The final score, however, proved the line makers' ability to judge public sentiment right again. After all, N.C. State was willing to run with UNC on Saturday and that hasn't been the preferred method in emerging victorious against the Tar Heels.
UNC's resume-building nonconference wins came against teams that all average over 70 possessions per game – Louisville (70.8, 107th), Michigan State (71.2, 90th) and Kentucky (71.0, 98th). The Tar Heels averaged 84.7 points in those victories, shooting 48.9 percent and totaling 44 fast break points.
Three of UNC's four ACC losses have come against teams that average 65 or fewer possessions per game – Miami (62.2, 350th), Syracuse (63.1, 347th) and Virginia (64.8, 339th). In those losses, the Tar Heels averaged 54 points on 36.9 percent shooting while scoring a total of 16 points in transition.
There are exceptions in the pace trend – UNC forced tempo against plodding Clemson by holding the Tigers to 23.1 percent shooting in the first half yet lost to up-tempo teams Belmont and Texas by missing a combined 49 free throws – but the results have been rather consistent.
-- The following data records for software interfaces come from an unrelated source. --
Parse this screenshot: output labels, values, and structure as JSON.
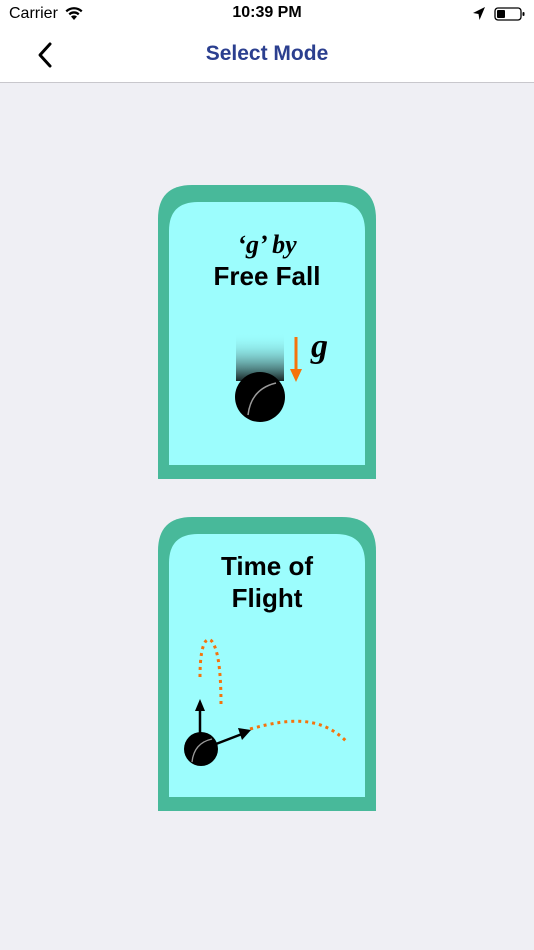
{
  "status_bar": {
    "carrier": "Carrier",
    "time": "10:39 PM",
    "icons": [
      "wifi-icon",
      "location-arrow-icon",
      "battery-icon"
    ]
  },
  "nav": {
    "back_icon": "chevron-left-icon",
    "title": "Select Mode"
  },
  "modes": [
    {
      "title_line1": "‘g’ by",
      "title_line2": "Free Fall",
      "symbol": "g"
    },
    {
      "title_line1": "Time of",
      "title_line2": "Flight"
    }
  ],
  "colors": {
    "card_border": "#48b99a",
    "card_fill": "#9cfdfd",
    "arrow_orange": "#f5730c",
    "title_blue": "#2b3f8f",
    "background": "#efeff4"
  }
}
The more you can slow the pace against the Tar Heels, the better your chance of winning.
Which brings us back to N.C. State. The Wolfpack averages 69.3 possessions per game (184th) and was more than willing to run with the Tar Heels. That willingness proved fatal as UNC took a 40-23 lead into halftime.
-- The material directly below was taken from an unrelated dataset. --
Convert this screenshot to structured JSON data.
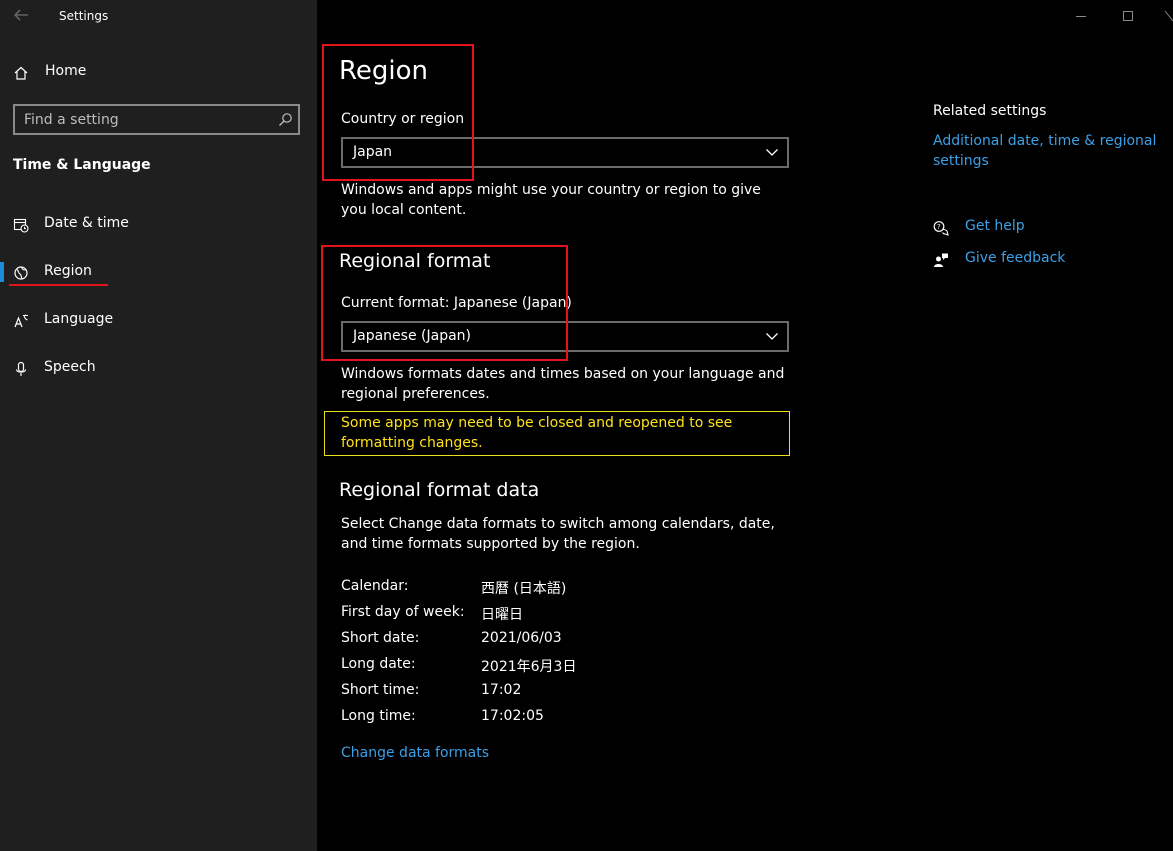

"We're not the most gifted offensive team," sophomore guard Marcus Paige said. "We can't just get an automatic bucket. We don't have a Harrison Barnes that we can just throw it to on the wing and say give us a bucket or a Tyler Zeller in the post that can shoot a jump hook over anybody. So to get the tempo in our favor helps take pressure off our halfcourt offense and I think it helps us defensively as well."
In the first half, UNC totaled 39 possessions, scoring 21 times with a 1.026 points-per-possession average. N.C. State had the ball for 37 possessions, but only scored on 11 of them, good for a .622 points-per-possession average.
Possession length provided some insight. UNC's ability to push the tempo – despite forcing a handful of shots and missing numerous point-blank attempts – allowed for a 12-seconds-per-possession average. N.C. State had to work out of its halfcourt set more often, as evidenced by its 20-seconds-per-possession average.
UNC shot 42.4 percent (14-of-33) in the first half compared to N.C. State's 25.0 percent effort (10-of-40).
The Tar Heels finished 84 points on 78 possessions, although defensive breakdowns served as a balance for UNC's desire to run clock late in the game. The Wolfpack cut its deficit to 13 points midway through the second half, but UNC delivered an efficiently flurry of offense – scoring 13 points in less than three minutes – to push the lead back to 22 points.
"I think a lot of that starts on the defensive end, just getting stops and getting out in transition where we're really good," junior forward James Michael McAdoo said. "I feel like that's what Coach wants us to do and that's what our offense is built for. When we're out there running and getting stops, everything just runs more smoothly and when we're getting stops, I feel like that weathers other teams' runs a lot better."
High tempo is a staple of Williams's system, but for a team lacking the ability to overwhelm its opponents with immense talent, it's absolutely critical.
Look no further than the point differential between UNC's wins and losses in ACC play. The Tar Heels are averaging 57.5 points per game in their four losses, compared to a 81.0 points-per-game average in their four wins.